There exist innate human traits that encourage the natural progression of all individuals. Awareness and comprehension of these traits can guide parents in shaping home environments to support their children's growth. Children who grow up in environments that nurture these human traits are typically secure, healthy, and content, embracing life and interests with little reservation and much energy. These characteristics appear as influenced by our life situations, social structures, cultural norms, religious beliefs, and educational systems.

Maria Montessori identified 11 fundamental human tendencies that guide our interactions with the world. These are:

Exploration: Humans are innately curious, with a drive to explore, learn, and improve both materially and spiritually. Children, our most keen explorers, require the freedom to experience as much of their environment as possible.

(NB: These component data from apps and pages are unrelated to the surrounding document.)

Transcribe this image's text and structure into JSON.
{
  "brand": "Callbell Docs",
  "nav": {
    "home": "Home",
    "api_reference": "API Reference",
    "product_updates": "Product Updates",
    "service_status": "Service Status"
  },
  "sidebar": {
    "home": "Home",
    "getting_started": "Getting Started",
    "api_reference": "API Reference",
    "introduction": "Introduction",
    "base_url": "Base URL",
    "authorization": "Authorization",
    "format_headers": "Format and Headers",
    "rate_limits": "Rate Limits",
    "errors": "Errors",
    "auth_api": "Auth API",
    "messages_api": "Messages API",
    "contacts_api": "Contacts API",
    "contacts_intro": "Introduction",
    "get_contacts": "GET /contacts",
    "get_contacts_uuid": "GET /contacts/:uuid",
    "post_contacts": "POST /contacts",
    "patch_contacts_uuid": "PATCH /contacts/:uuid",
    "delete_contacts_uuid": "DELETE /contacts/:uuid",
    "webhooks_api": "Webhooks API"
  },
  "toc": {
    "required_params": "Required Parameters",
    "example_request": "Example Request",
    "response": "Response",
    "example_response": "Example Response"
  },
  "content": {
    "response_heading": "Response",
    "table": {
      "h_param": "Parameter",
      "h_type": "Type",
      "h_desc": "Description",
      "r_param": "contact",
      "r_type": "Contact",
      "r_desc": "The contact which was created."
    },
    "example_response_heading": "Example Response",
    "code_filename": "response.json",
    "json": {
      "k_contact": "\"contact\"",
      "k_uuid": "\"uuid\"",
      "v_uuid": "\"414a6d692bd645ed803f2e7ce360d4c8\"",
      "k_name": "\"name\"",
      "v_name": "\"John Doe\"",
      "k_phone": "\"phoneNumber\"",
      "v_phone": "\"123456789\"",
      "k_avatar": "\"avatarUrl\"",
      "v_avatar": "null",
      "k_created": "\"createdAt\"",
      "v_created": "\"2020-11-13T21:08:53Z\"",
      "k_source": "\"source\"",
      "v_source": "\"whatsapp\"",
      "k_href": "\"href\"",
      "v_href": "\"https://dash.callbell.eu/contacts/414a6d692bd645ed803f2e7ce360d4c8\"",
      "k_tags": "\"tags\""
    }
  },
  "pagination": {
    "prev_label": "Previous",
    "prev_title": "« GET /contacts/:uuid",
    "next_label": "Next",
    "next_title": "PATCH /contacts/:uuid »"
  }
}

Activity: This is the drive to be active, to move, to work, and particularly to engage with the world through hands-on experiences. Movement is a form of learning and growth, and children especially need the freedom to be active and engage with their environment.

Orientation: People have an internal desire to understand their place in the world and their environment. Children require the freedom and information to orient themselves without excessive guidance.

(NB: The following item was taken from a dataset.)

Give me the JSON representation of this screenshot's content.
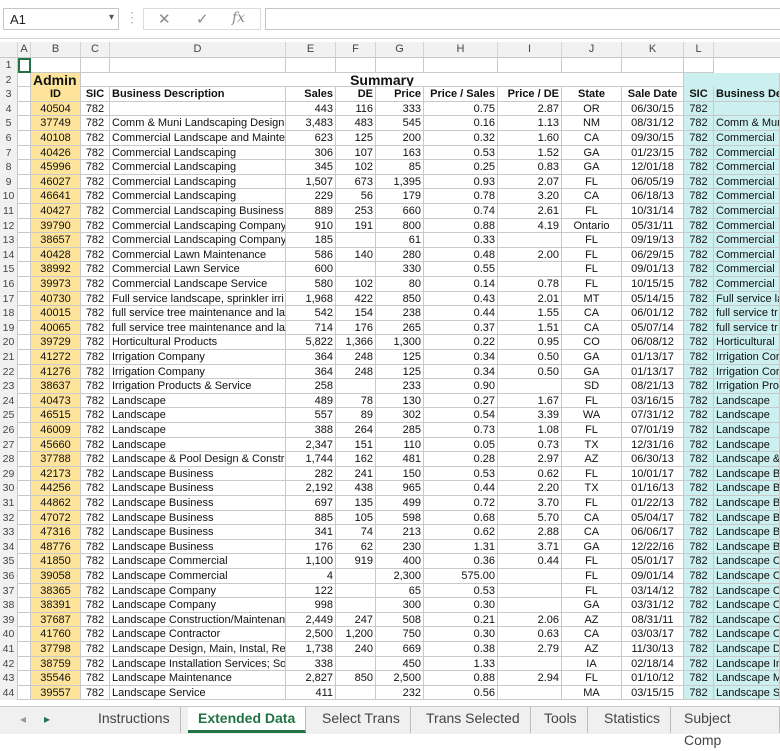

Order: An innate need for order helps us to understand and navigate our environment. Adults should ensure children have an organised environment where everything has a place, providing predictability and stability.

Manipulation: There is a natural inclination to manipulate one’s environment as a way to exert control and make connections between thoughts and actions. Children must be given opportunities to touch, manipulate, and experience the world around them.

Abstraction: The ability to think abstractly and to learn from real experiences is a distinct human trait. Children need sufficient concrete experiences to develop this ability, which adults can encourage through sensory materials that convey abstract concepts.

Precision: Precision is the desire for accuracy that emerges from the survival need for predictability and safety. Children naturally seek to repeat actions to gain precision, and adults should encourage this by allowing them access to the correct techniques.

Repetition: Humans tend to repeat actions to achieve mastery and understanding. Children, in particular, will engage in repetitive activities to improve their skills, and adults should provide them with opportunities to practice freely.

Work: This tendency contains the desire to transform ideas into reality. It is closely linked to activity and manipulation. Children should be given the freedom to work independently at their own pace, as their work is part of their self-construction.

Communication: The need to understand and be understood is universal. From infancy, exposure to language is crucial, and adults should provide many opportunities for children to engage with language through speaking, writing, and reading.

Self-preservation: This is the drive to improve oneself and fulfil basic needs such as food, shelter, and safety. Adults play a role in helping children learn self-regulation and adaptation through their environment.

These tendencies serve as a blueprint for human behaviour and development,